▶ [What to do] Pictures aside, the data must be reproduced exactly.
++++ Records ++++
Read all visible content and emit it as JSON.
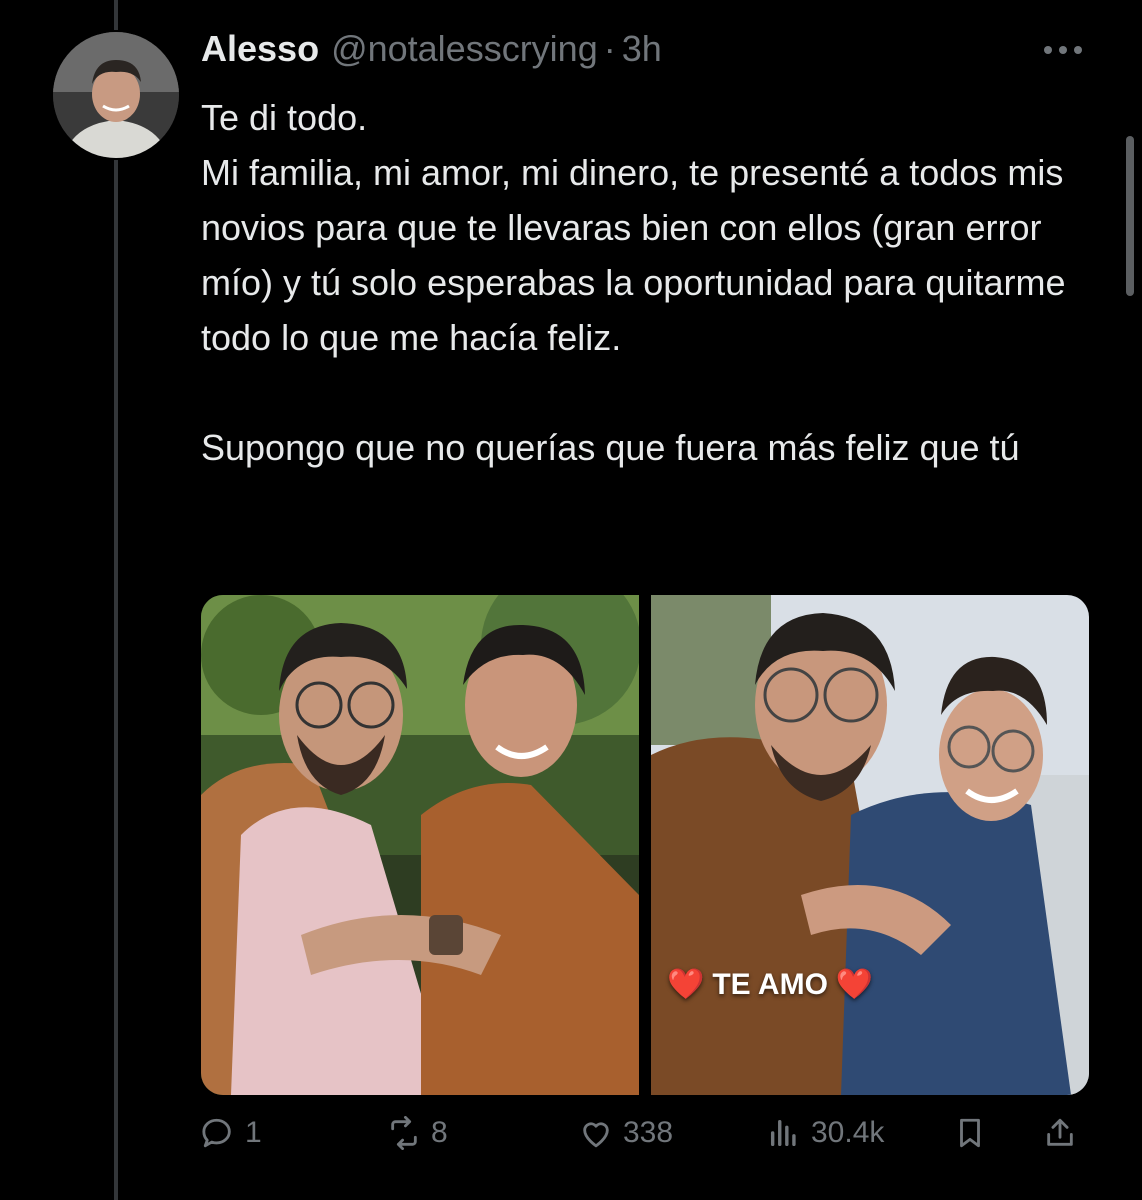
{
  "tweet": {
    "author_name": "Alesso",
    "author_handle": "@notalesscrying",
    "separator": "·",
    "time": "3h",
    "text": "Te di todo.\nMi familia, mi amor, mi dinero, te presenté a todos mis novios para que te llevaras bien con ellos (gran error mío) y tú solo esperabas la oportunidad para quitarme todo lo que me hacía feliz.\n\nSupongo que no querías que fuera más feliz que tú"
  },
  "media": {
    "caption_text": "TE AMO",
    "caption_emoji_left": "❤️",
    "caption_emoji_right": "❤️"
  },
  "actions": {
    "replies": "1",
    "reposts": "8",
    "likes": "338",
    "views": "30.4k"
  },
  "icons": {
    "reply": "reply-icon",
    "repost": "repost-icon",
    "like": "heart-icon",
    "views": "views-icon",
    "bookmark": "bookmark-icon",
    "share": "share-icon",
    "more": "more-icon"
  },
  "colors": {
    "background": "#000000",
    "text": "#e7e9ea",
    "secondary": "#71767b"
  }
}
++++
▶ [Response area]
Read all visible content and emit it as JSON.
{
  "tweet": {
    "author_name": "Alesso",
    "author_handle": "@notalesscrying",
    "separator": "·",
    "time": "3h",
    "text": "Te di todo.\nMi familia, mi amor, mi dinero, te presenté a todos mis novios para que te llevaras bien con ellos (gran error mío) y tú solo esperabas la oportunidad para quitarme todo lo que me hacía feliz.\n\nSupongo que no querías que fuera más feliz que tú"
  },
  "media": {
    "caption_text": "TE AMO",
    "caption_emoji_left": "❤️",
    "caption_emoji_right": "❤️"
  },
  "actions": {
    "replies": "1",
    "reposts": "8",
    "likes": "338",
    "views": "30.4k"
  },
  "icons": {
    "reply": "reply-icon",
    "repost": "repost-icon",
    "like": "heart-icon",
    "views": "views-icon",
    "bookmark": "bookmark-icon",
    "share": "share-icon",
    "more": "more-icon"
  },
  "colors": {
    "background": "#000000",
    "text": "#e7e9ea",
    "secondary": "#71767b"
  }
}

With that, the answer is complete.